» STORED DATA
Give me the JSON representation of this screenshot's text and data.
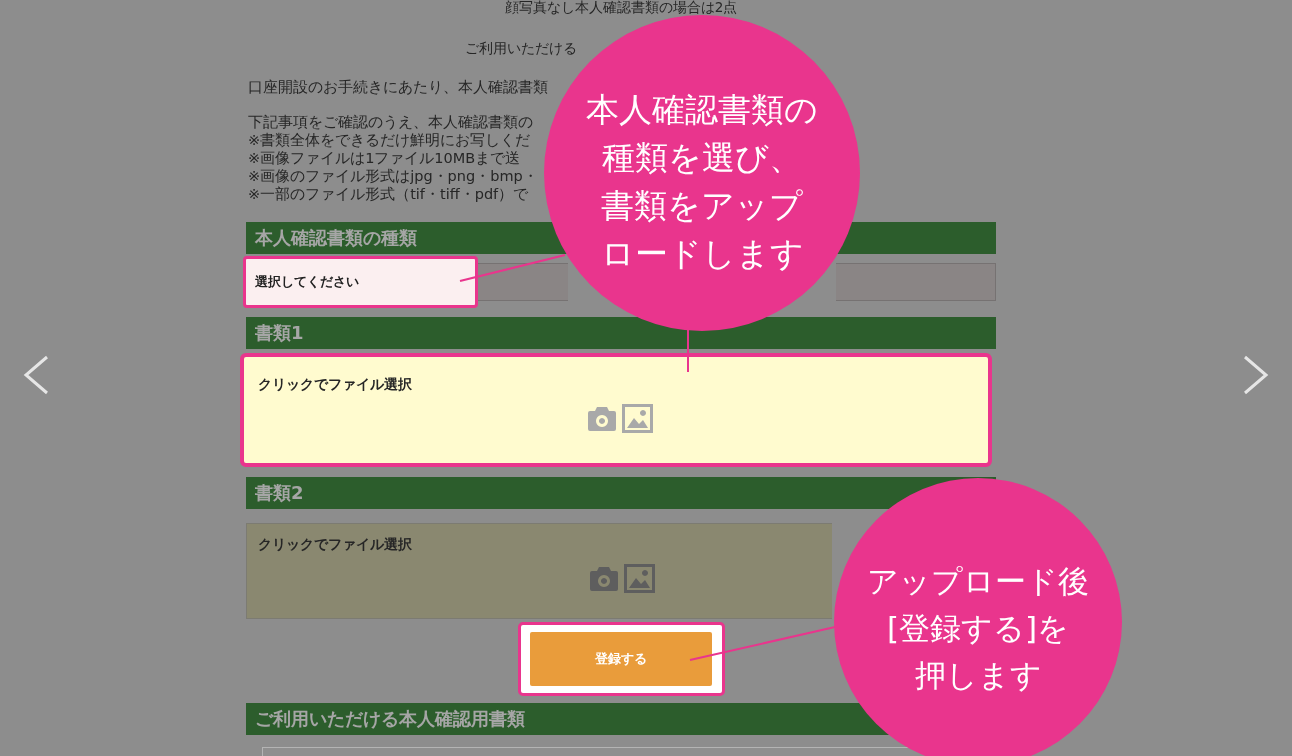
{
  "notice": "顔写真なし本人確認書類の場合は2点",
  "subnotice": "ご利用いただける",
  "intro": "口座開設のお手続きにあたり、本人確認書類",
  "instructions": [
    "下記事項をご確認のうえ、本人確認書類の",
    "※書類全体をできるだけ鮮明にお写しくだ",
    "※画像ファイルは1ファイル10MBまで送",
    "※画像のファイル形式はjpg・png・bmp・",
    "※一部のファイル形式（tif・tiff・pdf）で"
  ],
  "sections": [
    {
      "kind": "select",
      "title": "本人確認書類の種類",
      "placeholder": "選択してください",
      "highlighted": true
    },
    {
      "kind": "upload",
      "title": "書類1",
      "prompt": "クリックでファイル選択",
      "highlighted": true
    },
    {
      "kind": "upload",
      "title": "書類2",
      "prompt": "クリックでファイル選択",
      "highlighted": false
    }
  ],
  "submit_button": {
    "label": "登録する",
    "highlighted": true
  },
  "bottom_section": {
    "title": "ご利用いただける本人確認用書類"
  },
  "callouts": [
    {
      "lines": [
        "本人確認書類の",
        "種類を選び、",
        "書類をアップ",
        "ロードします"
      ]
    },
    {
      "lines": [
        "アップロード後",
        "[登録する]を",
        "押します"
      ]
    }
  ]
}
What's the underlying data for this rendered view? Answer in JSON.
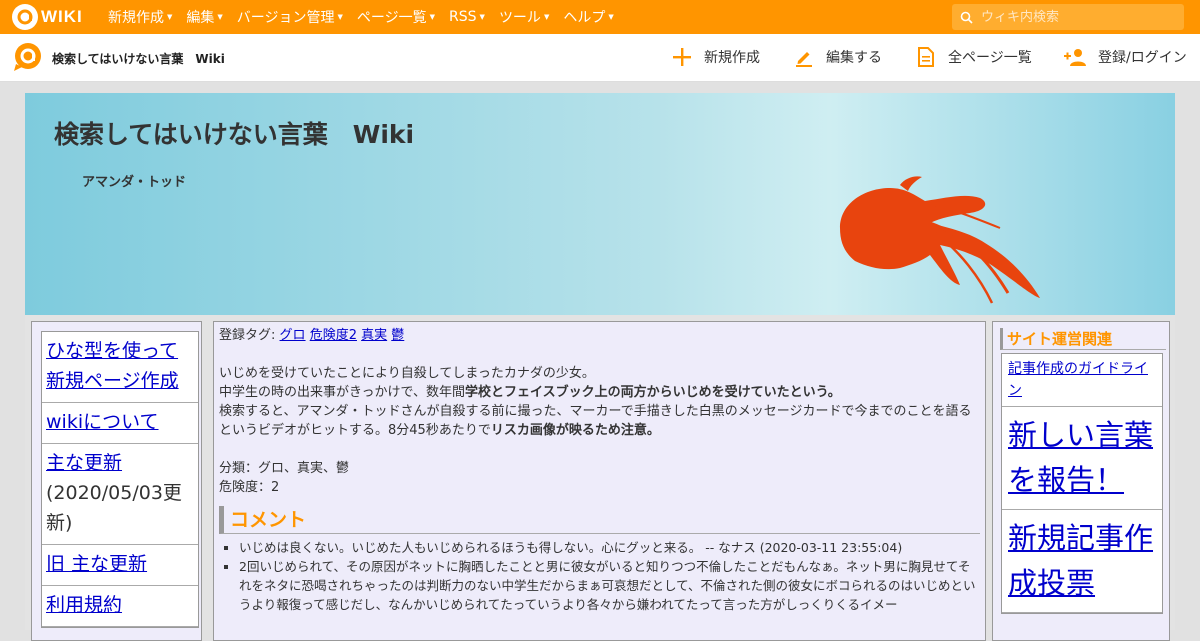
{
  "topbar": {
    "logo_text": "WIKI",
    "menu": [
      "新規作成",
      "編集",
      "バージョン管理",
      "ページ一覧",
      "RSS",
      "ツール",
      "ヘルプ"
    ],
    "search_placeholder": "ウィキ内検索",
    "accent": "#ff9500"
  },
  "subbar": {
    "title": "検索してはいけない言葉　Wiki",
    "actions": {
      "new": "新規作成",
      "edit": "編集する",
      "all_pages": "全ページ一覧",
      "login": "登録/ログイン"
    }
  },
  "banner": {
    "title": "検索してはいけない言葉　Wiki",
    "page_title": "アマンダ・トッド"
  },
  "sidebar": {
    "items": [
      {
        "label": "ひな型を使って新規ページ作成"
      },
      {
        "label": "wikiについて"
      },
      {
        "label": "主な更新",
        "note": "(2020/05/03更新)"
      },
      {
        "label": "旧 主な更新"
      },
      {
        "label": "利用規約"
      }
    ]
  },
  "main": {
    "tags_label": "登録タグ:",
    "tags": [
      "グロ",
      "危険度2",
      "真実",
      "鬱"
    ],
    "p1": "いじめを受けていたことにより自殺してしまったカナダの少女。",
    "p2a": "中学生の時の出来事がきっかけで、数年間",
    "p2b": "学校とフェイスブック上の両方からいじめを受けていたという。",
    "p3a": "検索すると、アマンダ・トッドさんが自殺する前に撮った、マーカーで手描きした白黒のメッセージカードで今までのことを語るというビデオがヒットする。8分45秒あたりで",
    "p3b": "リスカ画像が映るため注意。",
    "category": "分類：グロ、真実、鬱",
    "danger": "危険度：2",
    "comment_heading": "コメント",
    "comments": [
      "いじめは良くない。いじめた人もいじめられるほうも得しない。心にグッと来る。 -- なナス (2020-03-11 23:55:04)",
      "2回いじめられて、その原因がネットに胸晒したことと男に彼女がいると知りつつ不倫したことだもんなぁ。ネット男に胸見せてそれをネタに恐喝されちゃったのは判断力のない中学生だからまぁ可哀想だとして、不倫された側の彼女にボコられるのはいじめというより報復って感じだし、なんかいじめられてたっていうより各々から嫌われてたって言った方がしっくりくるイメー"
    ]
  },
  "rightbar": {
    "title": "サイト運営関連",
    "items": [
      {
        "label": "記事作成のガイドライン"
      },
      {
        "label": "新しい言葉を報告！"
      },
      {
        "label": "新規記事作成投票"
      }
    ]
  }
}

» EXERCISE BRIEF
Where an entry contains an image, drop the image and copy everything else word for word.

» SOLVED EXERCISE
Give me the JSON representation of this screenshot's text and data.
{
  "notice": "顔写真なし本人確認書類の場合は2点",
  "subnotice": "ご利用いただける",
  "intro": "口座開設のお手続きにあたり、本人確認書類",
  "instructions": [
    "下記事項をご確認のうえ、本人確認書類の",
    "※書類全体をできるだけ鮮明にお写しくだ",
    "※画像ファイルは1ファイル10MBまで送",
    "※画像のファイル形式はjpg・png・bmp・",
    "※一部のファイル形式（tif・tiff・pdf）で"
  ],
  "sections": [
    {
      "kind": "select",
      "title": "本人確認書類の種類",
      "placeholder": "選択してください",
      "highlighted": true
    },
    {
      "kind": "upload",
      "title": "書類1",
      "prompt": "クリックでファイル選択",
      "highlighted": true
    },
    {
      "kind": "upload",
      "title": "書類2",
      "prompt": "クリックでファイル選択",
      "highlighted": false
    }
  ],
  "submit_button": {
    "label": "登録する",
    "highlighted": true
  },
  "bottom_section": {
    "title": "ご利用いただける本人確認用書類"
  },
  "callouts": [
    {
      "lines": [
        "本人確認書類の",
        "種類を選び、",
        "書類をアップ",
        "ロードします"
      ]
    },
    {
      "lines": [
        "アップロード後",
        "[登録する]を",
        "押します"
      ]
    }
  ]
}
What's the underlying data for this rendered view? Answer in JSON.
{
  "topbar": {
    "logo_text": "WIKI",
    "menu": [
      "新規作成",
      "編集",
      "バージョン管理",
      "ページ一覧",
      "RSS",
      "ツール",
      "ヘルプ"
    ],
    "search_placeholder": "ウィキ内検索",
    "accent": "#ff9500"
  },
  "subbar": {
    "title": "検索してはいけない言葉　Wiki",
    "actions": {
      "new": "新規作成",
      "edit": "編集する",
      "all_pages": "全ページ一覧",
      "login": "登録/ログイン"
    }
  },
  "banner": {
    "title": "検索してはいけない言葉　Wiki",
    "page_title": "アマンダ・トッド"
  },
  "sidebar": {
    "items": [
      {
        "label": "ひな型を使って新規ページ作成"
      },
      {
        "label": "wikiについて"
      },
      {
        "label": "主な更新",
        "note": "(2020/05/03更新)"
      },
      {
        "label": "旧 主な更新"
      },
      {
        "label": "利用規約"
      }
    ]
  },
  "main": {
    "tags_label": "登録タグ:",
    "tags": [
      "グロ",
      "危険度2",
      "真実",
      "鬱"
    ],
    "p1": "いじめを受けていたことにより自殺してしまったカナダの少女。",
    "p2a": "中学生の時の出来事がきっかけで、数年間",
    "p2b": "学校とフェイスブック上の両方からいじめを受けていたという。",
    "p3a": "検索すると、アマンダ・トッドさんが自殺する前に撮った、マーカーで手描きした白黒のメッセージカードで今までのことを語るというビデオがヒットする。8分45秒あたりで",
    "p3b": "リスカ画像が映るため注意。",
    "category": "分類：グロ、真実、鬱",
    "danger": "危険度：2",
    "comment_heading": "コメント",
    "comments": [
      "いじめは良くない。いじめた人もいじめられるほうも得しない。心にグッと来る。 -- なナス (2020-03-11 23:55:04)",
      "2回いじめられて、その原因がネットに胸晒したことと男に彼女がいると知りつつ不倫したことだもんなぁ。ネット男に胸見せてそれをネタに恐喝されちゃったのは判断力のない中学生だからまぁ可哀想だとして、不倫された側の彼女にボコられるのはいじめというより報復って感じだし、なんかいじめられてたっていうより各々から嫌われてたって言った方がしっくりくるイメー"
    ]
  },
  "rightbar": {
    "title": "サイト運営関連",
    "items": [
      {
        "label": "記事作成のガイドライン"
      },
      {
        "label": "新しい言葉を報告！"
      },
      {
        "label": "新規記事作成投票"
      }
    ]
  }
}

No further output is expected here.